2 Responses to Taking the reluctant out of the reader

  • Isn’t it awesome when they begin reading! 🙂 My nephew finally began reading, voluntarily, when he saw his Aunt Jennifer reading a series by Joann Fluke. They are a murder mystery series, but don’t have a lot of inappropriate content. The heroine of the series isn’t even a detective, she’s a baker who owns her own cookie shop. AND the book even contains recipes. SCORE! 🙂 David loves mysteries, and this one was right up his alley. The whole family reads them now, and he has met the author 3 times. 🙂

    I don’t know that this is for your children, but it’s what got David reading. 🙂

  • For Jensen, try the Absolutely Lucy books. It’s about a boy and a dog and it’s the only series my youngest daughter has been willing to read.

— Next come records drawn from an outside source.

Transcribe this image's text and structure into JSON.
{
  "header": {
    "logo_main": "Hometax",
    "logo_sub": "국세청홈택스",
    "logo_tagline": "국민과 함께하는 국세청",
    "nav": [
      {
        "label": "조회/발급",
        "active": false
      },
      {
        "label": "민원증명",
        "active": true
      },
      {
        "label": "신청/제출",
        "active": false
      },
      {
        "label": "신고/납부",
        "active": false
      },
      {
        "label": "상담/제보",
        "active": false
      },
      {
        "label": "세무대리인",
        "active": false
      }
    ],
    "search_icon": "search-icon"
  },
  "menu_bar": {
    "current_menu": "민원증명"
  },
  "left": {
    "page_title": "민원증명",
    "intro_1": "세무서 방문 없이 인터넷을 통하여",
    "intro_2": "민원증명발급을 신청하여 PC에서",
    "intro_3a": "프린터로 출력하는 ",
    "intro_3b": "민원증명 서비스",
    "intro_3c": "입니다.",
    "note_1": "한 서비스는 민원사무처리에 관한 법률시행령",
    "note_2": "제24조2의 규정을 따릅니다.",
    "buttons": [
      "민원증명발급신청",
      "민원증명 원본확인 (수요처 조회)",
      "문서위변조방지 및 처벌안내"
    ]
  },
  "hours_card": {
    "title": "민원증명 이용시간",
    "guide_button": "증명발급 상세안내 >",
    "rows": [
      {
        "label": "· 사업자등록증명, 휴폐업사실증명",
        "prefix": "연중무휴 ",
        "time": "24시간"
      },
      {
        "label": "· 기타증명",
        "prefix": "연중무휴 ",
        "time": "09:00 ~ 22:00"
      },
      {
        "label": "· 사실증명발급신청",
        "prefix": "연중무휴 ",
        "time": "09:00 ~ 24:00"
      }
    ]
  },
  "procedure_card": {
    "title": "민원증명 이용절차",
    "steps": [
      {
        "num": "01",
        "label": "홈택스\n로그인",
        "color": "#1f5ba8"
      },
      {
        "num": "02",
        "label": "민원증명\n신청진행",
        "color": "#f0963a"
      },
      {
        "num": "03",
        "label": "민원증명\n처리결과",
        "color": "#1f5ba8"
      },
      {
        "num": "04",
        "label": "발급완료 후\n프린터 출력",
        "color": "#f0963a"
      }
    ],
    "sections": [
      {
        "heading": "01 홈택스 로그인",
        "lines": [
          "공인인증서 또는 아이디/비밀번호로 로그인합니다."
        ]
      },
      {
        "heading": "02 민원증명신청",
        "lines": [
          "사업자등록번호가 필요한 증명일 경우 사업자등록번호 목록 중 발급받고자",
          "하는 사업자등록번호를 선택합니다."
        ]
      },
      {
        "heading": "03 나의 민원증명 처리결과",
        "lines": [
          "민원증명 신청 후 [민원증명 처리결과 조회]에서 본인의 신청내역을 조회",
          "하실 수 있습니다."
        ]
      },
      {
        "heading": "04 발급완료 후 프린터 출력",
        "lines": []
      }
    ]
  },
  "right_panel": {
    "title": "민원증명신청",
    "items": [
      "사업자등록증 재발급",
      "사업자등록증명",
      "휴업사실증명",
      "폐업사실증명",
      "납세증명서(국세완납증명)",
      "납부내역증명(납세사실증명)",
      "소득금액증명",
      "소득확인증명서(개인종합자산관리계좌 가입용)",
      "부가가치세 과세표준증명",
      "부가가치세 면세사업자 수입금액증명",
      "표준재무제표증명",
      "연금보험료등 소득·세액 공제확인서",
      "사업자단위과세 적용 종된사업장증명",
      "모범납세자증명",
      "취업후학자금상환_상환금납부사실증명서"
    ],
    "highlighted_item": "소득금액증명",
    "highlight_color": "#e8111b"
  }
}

They’re very easy and marked her graduation from, “No, there aren’t any more Biscuit books you haven’t read,” to chapter books. Now if only we can find something else to draw her in.